[Given records]
━━━━━━━━━━
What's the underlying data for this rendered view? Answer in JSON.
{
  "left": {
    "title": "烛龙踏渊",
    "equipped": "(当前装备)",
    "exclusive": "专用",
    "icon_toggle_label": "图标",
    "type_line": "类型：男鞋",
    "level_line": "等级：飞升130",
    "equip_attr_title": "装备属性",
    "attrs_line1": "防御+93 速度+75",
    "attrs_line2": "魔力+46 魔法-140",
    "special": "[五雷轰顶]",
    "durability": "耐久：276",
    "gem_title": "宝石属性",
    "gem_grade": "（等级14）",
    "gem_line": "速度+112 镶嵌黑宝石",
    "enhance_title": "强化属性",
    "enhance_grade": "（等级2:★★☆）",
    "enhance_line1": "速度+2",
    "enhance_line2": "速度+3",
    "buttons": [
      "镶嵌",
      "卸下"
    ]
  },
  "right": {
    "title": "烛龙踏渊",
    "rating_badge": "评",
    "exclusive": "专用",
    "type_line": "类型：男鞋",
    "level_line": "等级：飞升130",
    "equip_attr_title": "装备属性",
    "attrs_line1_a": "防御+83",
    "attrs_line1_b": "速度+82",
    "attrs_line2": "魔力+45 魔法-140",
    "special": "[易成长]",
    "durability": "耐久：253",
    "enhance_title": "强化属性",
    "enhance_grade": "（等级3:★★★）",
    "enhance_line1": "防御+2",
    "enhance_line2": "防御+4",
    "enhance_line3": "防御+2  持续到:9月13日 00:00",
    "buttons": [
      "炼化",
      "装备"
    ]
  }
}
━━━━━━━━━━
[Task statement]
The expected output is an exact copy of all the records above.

[Completed exercise]
What's the underlying data for this rendered view? Answer in JSON.
{
  "left": {
    "title": "烛龙踏渊",
    "equipped": "(当前装备)",
    "exclusive": "专用",
    "icon_toggle_label": "图标",
    "type_line": "类型：男鞋",
    "level_line": "等级：飞升130",
    "equip_attr_title": "装备属性",
    "attrs_line1": "防御+93 速度+75",
    "attrs_line2": "魔力+46 魔法-140",
    "special": "[五雷轰顶]",
    "durability": "耐久：276",
    "gem_title": "宝石属性",
    "gem_grade": "（等级14）",
    "gem_line": "速度+112 镶嵌黑宝石",
    "enhance_title": "强化属性",
    "enhance_grade": "（等级2:★★☆）",
    "enhance_line1": "速度+2",
    "enhance_line2": "速度+3",
    "buttons": [
      "镶嵌",
      "卸下"
    ]
  },
  "right": {
    "title": "烛龙踏渊",
    "rating_badge": "评",
    "exclusive": "专用",
    "type_line": "类型：男鞋",
    "level_line": "等级：飞升130",
    "equip_attr_title": "装备属性",
    "attrs_line1_a": "防御+83",
    "attrs_line1_b": "速度+82",
    "attrs_line2": "魔力+45 魔法-140",
    "special": "[易成长]",
    "durability": "耐久：253",
    "enhance_title": "强化属性",
    "enhance_grade": "（等级3:★★★）",
    "enhance_line1": "防御+2",
    "enhance_line2": "防御+4",
    "enhance_line3": "防御+2  持续到:9月13日 00:00",
    "buttons": [
      "炼化",
      "装备"
    ]
  }
}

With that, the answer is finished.